Pontifical Council for the Pastoral Care of Migrants and Itinerant People
People on the Move
N° 99, December 2005
of the Apostleship of the Sea
FOR North America and the Caribbean*
Our Centers: vision and vocation
We have found a desire for a new vision.
We must open our Centers to all and be prepared to serving all: the international mariners, as well as the local fishers, mariners and the local community. Chaplains must work with and welcome the local talent in the community, to bring their talents to bear in serving all of our fishers and mariners. Our Centers and our ministry will only be successful when they are community based. But then we must reach out beyond the local community.
It is justified to place an emphasis on the local population and to look after local communities of fishermen, port workers and ship workers, but ship visiting is also important. This is why we recommend that a team of volunteers under the guidance of the National Director and of Sr Rachele Marando be constituted to do “systematic and regular” ship visiting. In this connection a vehicle however would help.
There is a scarcity of clergy in the Seafarers Centers, but the numbers of volunteers and involvement of the laity has greatly increased.

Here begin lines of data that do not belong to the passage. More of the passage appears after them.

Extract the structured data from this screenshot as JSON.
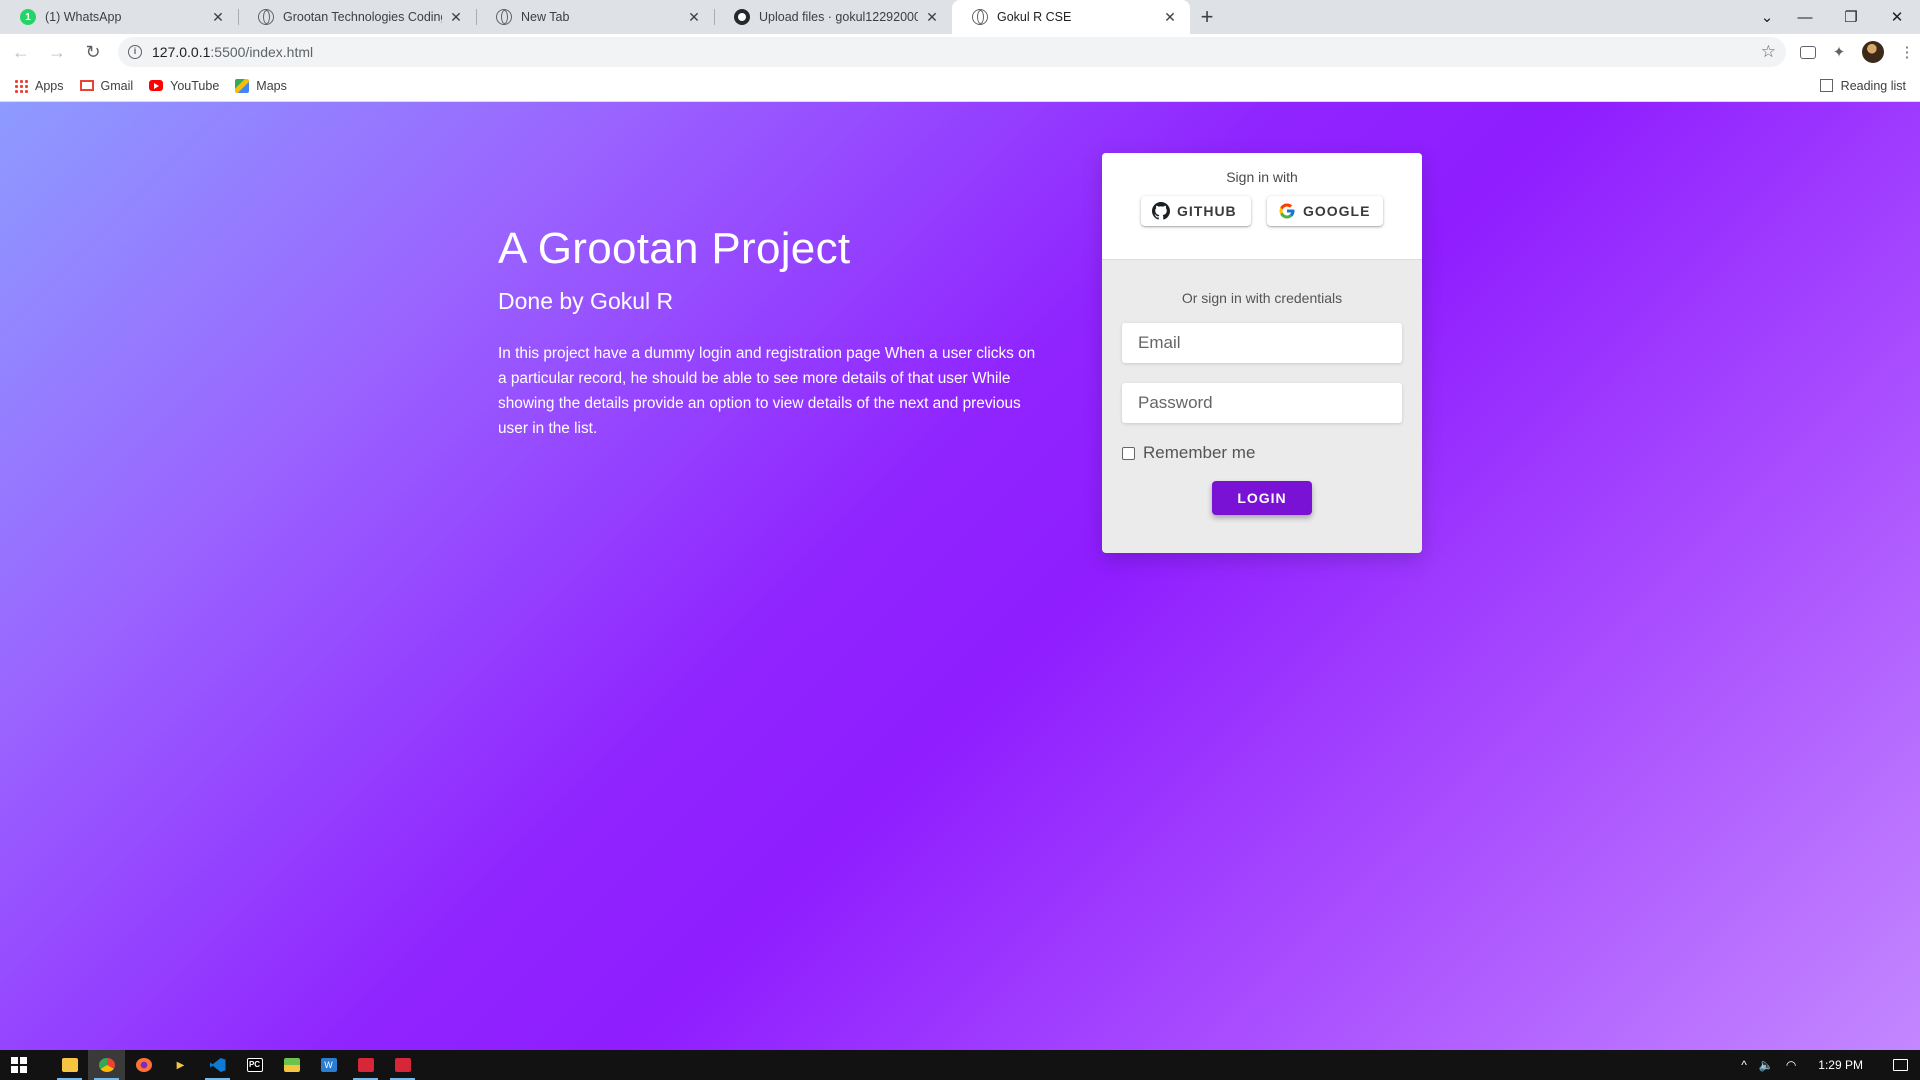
{
  "browser": {
    "tabs": [
      {
        "title": "(1) WhatsApp",
        "icon": "whatsapp-icon",
        "active": false
      },
      {
        "title": "Grootan Technologies Coding Ta",
        "icon": "globe-icon",
        "active": false
      },
      {
        "title": "New Tab",
        "icon": "globe-icon",
        "active": false
      },
      {
        "title": "Upload files · gokul12292000/Go",
        "icon": "github-icon",
        "active": false
      },
      {
        "title": "Gokul R CSE",
        "icon": "globe-icon",
        "active": true
      }
    ],
    "url_host": "127.0.0.1",
    "url_rest": ":5500/index.html",
    "bookmarks": [
      "Apps",
      "Gmail",
      "YouTube",
      "Maps"
    ],
    "reading_list": "Reading list"
  },
  "hero": {
    "title": "A Grootan Project",
    "subtitle": "Done by Gokul R",
    "description": "In this project have a dummy login and registration page When a user clicks on a particular record, he should be able to see more details of that user While showing the details provide an option to view details of the next and previous user in the list."
  },
  "login": {
    "sign_in_with": "Sign in with",
    "github_label": "GITHUB",
    "google_label": "GOOGLE",
    "or_credentials": "Or sign in with credentials",
    "email_placeholder": "Email",
    "password_placeholder": "Password",
    "remember_label": "Remember me",
    "login_button": "LOGIN"
  },
  "taskbar": {
    "time": "1:29 PM"
  },
  "colors": {
    "gradient_start": "#8e9bff",
    "gradient_mid": "#8f1dff",
    "gradient_end": "#c387ff",
    "login_button": "#7a12d6"
  }
}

There is a growing awareness in the entire region to be responsible stewards of the earth. There is an active process going on, of volunteers trying to respond to that. We are all struggling with the same realities of threats to our ecology. Holistic approaches must be taken to truly solve problems of ecology, etc.

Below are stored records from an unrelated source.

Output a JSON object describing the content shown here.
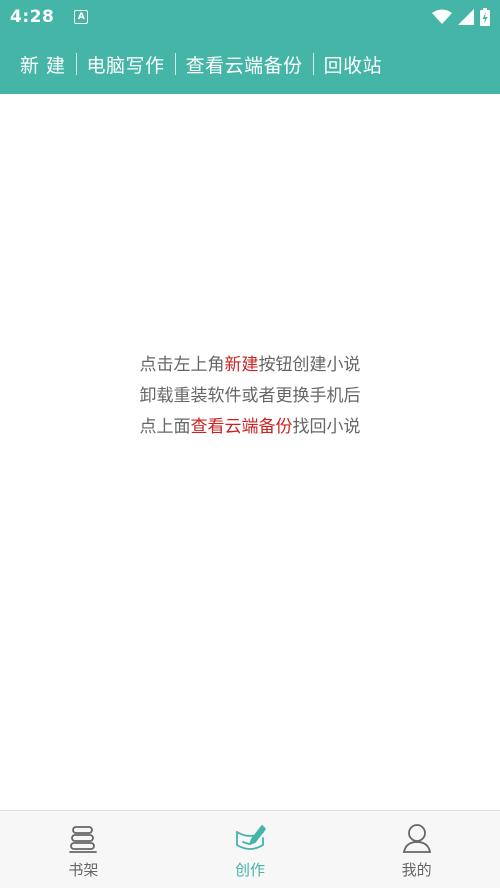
{
  "status_bar": {
    "time": "4:28",
    "notification_glyph": "A",
    "icons": [
      "wifi-icon",
      "signal-icon",
      "battery-charging-icon"
    ]
  },
  "toolbar": {
    "items": [
      "新 建",
      "电脑写作",
      "查看云端备份",
      "回收站"
    ]
  },
  "hint": {
    "line1": {
      "before": "点击左上角",
      "highlight": "新建",
      "after": "按钮创建小说"
    },
    "line2": "卸载重装软件或者更换手机后",
    "line3": {
      "before": "点上面",
      "highlight": "查看云端备份",
      "after": "找回小说"
    }
  },
  "bottom_nav": {
    "items": [
      {
        "label": "书架",
        "icon": "bookshelf-icon",
        "active": false
      },
      {
        "label": "创作",
        "icon": "write-icon",
        "active": true
      },
      {
        "label": "我的",
        "icon": "profile-icon",
        "active": false
      }
    ]
  },
  "colors": {
    "accent": "#45b5a8",
    "highlight": "#cc2222",
    "text": "#666666"
  }
}
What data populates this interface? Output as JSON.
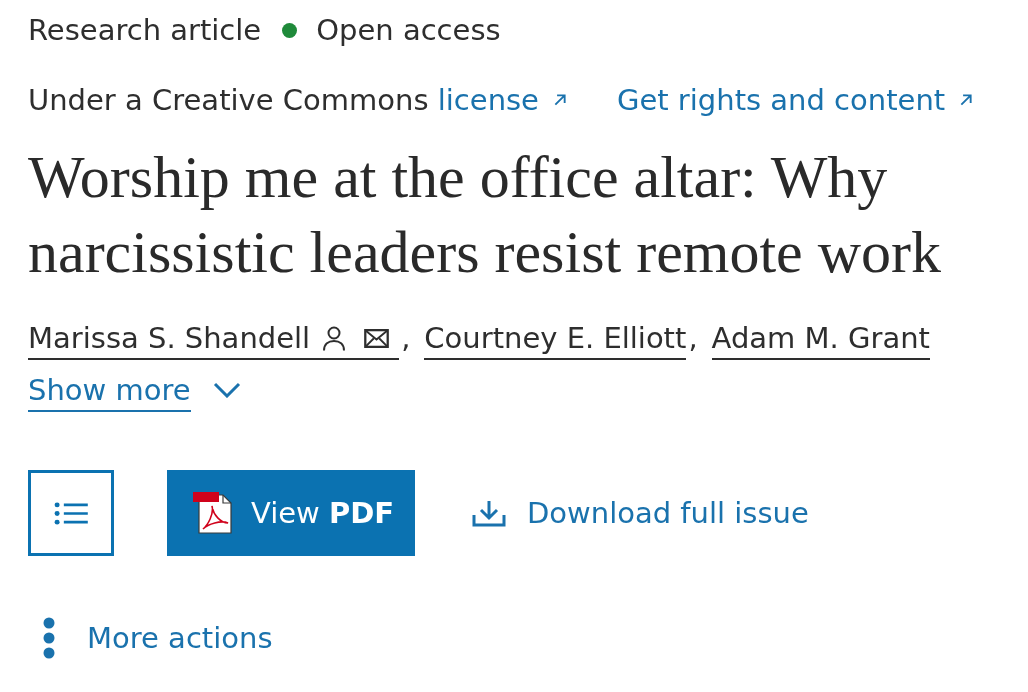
{
  "article_type": "Research article",
  "access": {
    "label": "Open access",
    "open": true
  },
  "license": {
    "text": "Under a Creative Commons",
    "link": "license"
  },
  "rights_link": "Get rights and content",
  "title": "Worship me at the office altar: Why narcissistic leaders resist remote work",
  "authors": [
    {
      "name": "Marissa S. Shandell",
      "profile": true,
      "email": true
    },
    {
      "name": "Courtney E. Elliott",
      "profile": false,
      "email": false
    },
    {
      "name": "Adam M. Grant",
      "profile": false,
      "email": false
    }
  ],
  "author_separator": ",",
  "show_more": {
    "label": "Show more",
    "expanded": false
  },
  "actions": [
    {
      "kind": "outline"
    },
    {
      "kind": "primary",
      "label": "View **PDF**"
    },
    {
      "kind": "download",
      "label": "Download full issue"
    }
  ],
  "more_actions": {
    "label": "More actions"
  }
}
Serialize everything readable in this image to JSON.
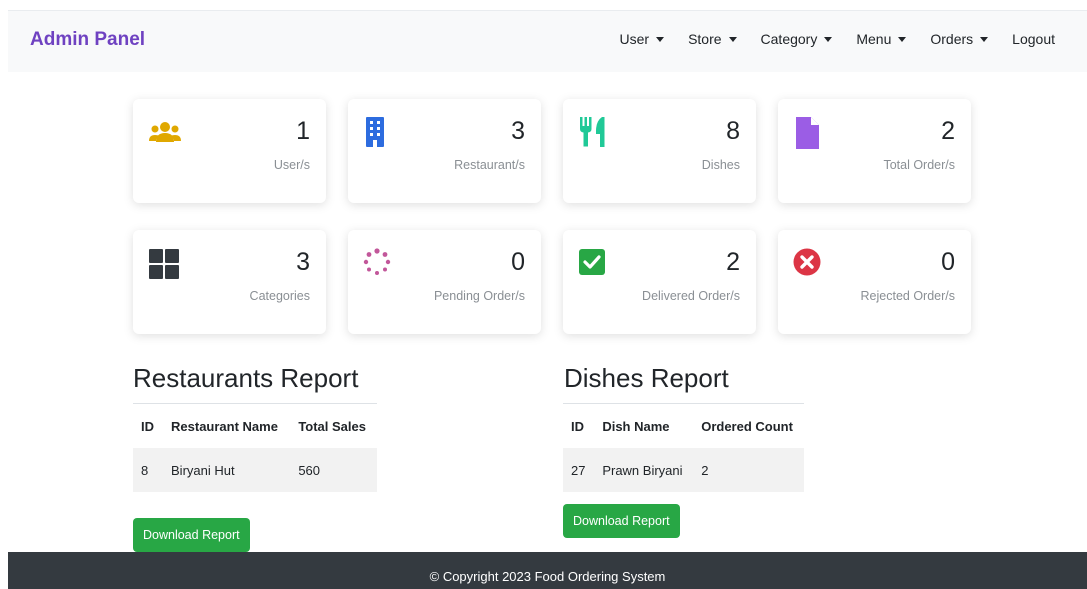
{
  "navbar": {
    "brand": "Admin Panel",
    "items": [
      {
        "label": "User",
        "dropdown": true
      },
      {
        "label": "Store",
        "dropdown": true
      },
      {
        "label": "Category",
        "dropdown": true
      },
      {
        "label": "Menu",
        "dropdown": true
      },
      {
        "label": "Orders",
        "dropdown": true
      },
      {
        "label": "Logout",
        "dropdown": false
      }
    ]
  },
  "stats": [
    {
      "value": "1",
      "label": "User/s",
      "icon": "users-icon",
      "color": "#e0a800"
    },
    {
      "value": "3",
      "label": "Restaurant/s",
      "icon": "building-icon",
      "color": "#2d6cdf"
    },
    {
      "value": "8",
      "label": "Dishes",
      "icon": "utensils-icon",
      "color": "#20c997"
    },
    {
      "value": "2",
      "label": "Total Order/s",
      "icon": "file-icon",
      "color": "#9b5de5"
    },
    {
      "value": "3",
      "label": "Categories",
      "icon": "grid-icon",
      "color": "#343a40"
    },
    {
      "value": "0",
      "label": "Pending Order/s",
      "icon": "spinner-icon",
      "color": "#c2579a"
    },
    {
      "value": "2",
      "label": "Delivered Order/s",
      "icon": "check-square-icon",
      "color": "#28a745"
    },
    {
      "value": "0",
      "label": "Rejected Order/s",
      "icon": "times-circle-icon",
      "color": "#dc3545"
    }
  ],
  "restaurants_report": {
    "title": "Restaurants Report",
    "columns": [
      "ID",
      "Restaurant Name",
      "Total Sales"
    ],
    "rows": [
      [
        "8",
        "Biryani Hut",
        "560"
      ]
    ],
    "button": "Download Report"
  },
  "dishes_report": {
    "title": "Dishes Report",
    "columns": [
      "ID",
      "Dish Name",
      "Ordered Count"
    ],
    "rows": [
      [
        "27",
        "Prawn Biryani",
        "2"
      ]
    ],
    "button": "Download Report"
  },
  "footer": {
    "text": "© Copyright 2023 Food Ordering System"
  },
  "colors": {
    "brand": "#6f42c1",
    "button": "#28a745",
    "footer_bg": "#343a40"
  }
}
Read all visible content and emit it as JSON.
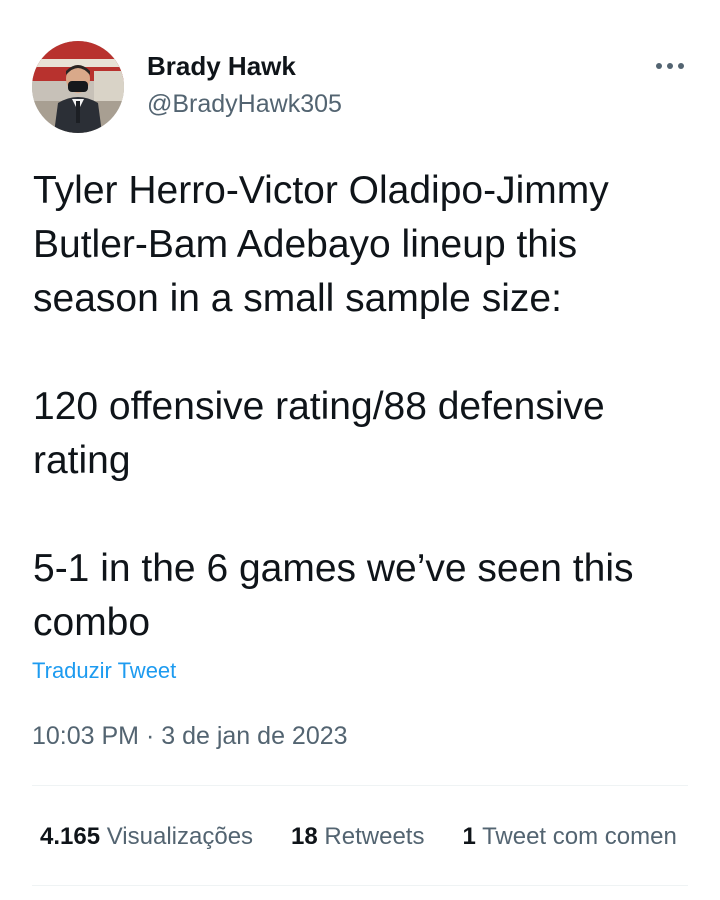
{
  "author": {
    "name": "Brady Hawk",
    "handle": "@BradyHawk305",
    "avatar_icon": "user-avatar-photo"
  },
  "more_icon": "more-options-icon",
  "tweet": {
    "text": "Tyler Herro-Victor Oladipo-Jimmy Butler-Bam Adebayo lineup this season in a small sample size:\n\n120 offensive rating/88 defensive rating\n\n5-1 in the 6 games we’ve seen this combo",
    "translate_label": "Traduzir Tweet",
    "time": "10:03 PM",
    "separator": "·",
    "date": "3 de jan de 2023"
  },
  "stats": {
    "views": {
      "count": "4.165",
      "label": "Visualizações"
    },
    "retweets": {
      "count": "18",
      "label": "Retweets"
    },
    "quotes": {
      "count": "1",
      "label": "Tweet com comen"
    }
  },
  "colors": {
    "text": "#0f1419",
    "secondary": "#536471",
    "link": "#1d9bf0",
    "divider": "#eff3f4"
  }
}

In Mexico there is no AOS Bishop Promoter. Thus, AOS Mexico now falls under the general direction of the Migrants’ Commission of this Bishops’ Conference. We recommend, in accordance with Apostolic Letter Motu Proprio on the Maritime Apostolate of the 10th April 1997, that a Bishop promoter be appointed in each country of the Region. Also when the Bishop’s Conference appoints a National Director, it is imperative that they be given a budget with which to work. Without this, any effort is greatly restricted.

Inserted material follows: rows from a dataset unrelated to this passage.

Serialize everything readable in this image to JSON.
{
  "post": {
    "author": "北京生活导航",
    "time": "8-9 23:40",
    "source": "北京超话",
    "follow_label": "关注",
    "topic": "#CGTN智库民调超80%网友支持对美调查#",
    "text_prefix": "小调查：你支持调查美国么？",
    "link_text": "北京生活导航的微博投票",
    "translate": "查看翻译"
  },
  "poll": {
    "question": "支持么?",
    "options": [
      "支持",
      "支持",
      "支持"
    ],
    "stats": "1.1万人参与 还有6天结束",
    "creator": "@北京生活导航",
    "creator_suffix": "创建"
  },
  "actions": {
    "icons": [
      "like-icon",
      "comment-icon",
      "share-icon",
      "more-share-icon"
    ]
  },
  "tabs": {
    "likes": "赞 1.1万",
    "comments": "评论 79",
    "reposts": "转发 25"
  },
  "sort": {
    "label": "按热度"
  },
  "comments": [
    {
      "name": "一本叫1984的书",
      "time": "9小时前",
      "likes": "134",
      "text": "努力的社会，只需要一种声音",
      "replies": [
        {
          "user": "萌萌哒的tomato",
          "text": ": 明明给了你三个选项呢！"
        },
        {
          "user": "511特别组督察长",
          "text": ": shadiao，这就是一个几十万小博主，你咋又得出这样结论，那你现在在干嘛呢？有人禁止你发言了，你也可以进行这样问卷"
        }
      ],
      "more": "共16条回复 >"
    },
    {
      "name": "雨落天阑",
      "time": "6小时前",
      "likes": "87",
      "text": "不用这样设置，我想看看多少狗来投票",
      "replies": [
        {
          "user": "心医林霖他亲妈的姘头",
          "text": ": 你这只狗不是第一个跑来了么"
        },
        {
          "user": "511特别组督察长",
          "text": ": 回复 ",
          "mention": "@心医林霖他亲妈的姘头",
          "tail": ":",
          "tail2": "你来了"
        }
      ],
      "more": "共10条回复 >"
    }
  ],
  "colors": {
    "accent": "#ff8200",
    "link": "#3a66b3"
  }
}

In the US, we must appeal to the governments’ sense of responsibility and let them know we are a “faith-based” initiative and as such we should qualify for Government’s subsidy.
Wherever the AOS has strong links with the local Church, it tends to prosper. The necessity of a strong link between AOS and the Church was thus emphasized.
We must become truly aware of fishing issues. International Treaties of the U.S., as well as ILO and FAO activities, must be studied. We must endeavor to make our voices heard when these discussions take place. International conventions must be supported and promoted by every possible means.
The fishing industry in our region is being decimated by pollution and by tourism. The general practices in petroleum exploration, shipping and the cruise industry pose a large threat to ecology and to the fishing industry. We must help to diversify the fishing community into other economic sectors of the maritime community and of the larger community, for example eco-tourism.
This problem must be taken very seriously by the “AOS International Fishing Committee” as the negative effects on the lives of ordinary people are grave.
AOS encourages fishermen training which emphasizes the improvement of fishing methods and fish handling so as to improve the quality and market price of the product.
The work being done by the Progreso Stella Maris Center was of great interest and particularly appreciated, its commitment to the families of fishers and its engagement in community development is noteworthy.
This region of the world is the most active in the cruise industry. It brings many benefits, yet many negative effects as well. We must call upon the Cruise Ship Priests and local AOS Chaplains to work cooperatively together.
We have been informed by our members from the USA about a possible change in regulations related to seafarer penalty wages and pay deductions, which would affect foreign seafarers on cruise ships and their families. We are very concerned by this news.
Training and Formation
People do not understand the way international welfare works in the maritime world (the acronyms, etc…). There is a need for English courses both for the volunteers, the seafarers and fishers alike.
The point regarding avaibility of scholarships to the Houston school should be raised with ICMA so that AOS chaplains also can benefit from them through ICMA.
Fishing and seafaring communities depend a great deal upon women. They have a primordial role, they must be given formation and support.
Reports from each country:
Caribbean – We had no reports. As far as we know, the AOS in the Caribbean is non-existent. However, the Catholic Church has been asked to support new initiatives to start maritime ministry there. In principle we recommend that initiatives, especially if they are truly ecumenical, be encouraged.
Canada – Currently restructuring to much success.
USA – Big success in AOS USA Cruise Ship Priest Program.
Mexico-Progeso – Community based AOS Center is very successful. Excellent interaction between many facets of the community (government, business, university, adult education, religious, etc.). This should be considered a model in many ways.
There have been some initiatives to extend AOS into rest of the country (Mexico) but to little success thus far.
Goals for AOS in North America and the Caribbean:
Challenges for AOS in North America and the Caribbean:
We wish to commend and thank AOS Mexico, its National Director and its devoted team of pastoral agents and volunteers for a very good conference and for the superb organization and welcome they gave us.
*May 24-26, 2005, at Progreso, Yucatán, MEXICO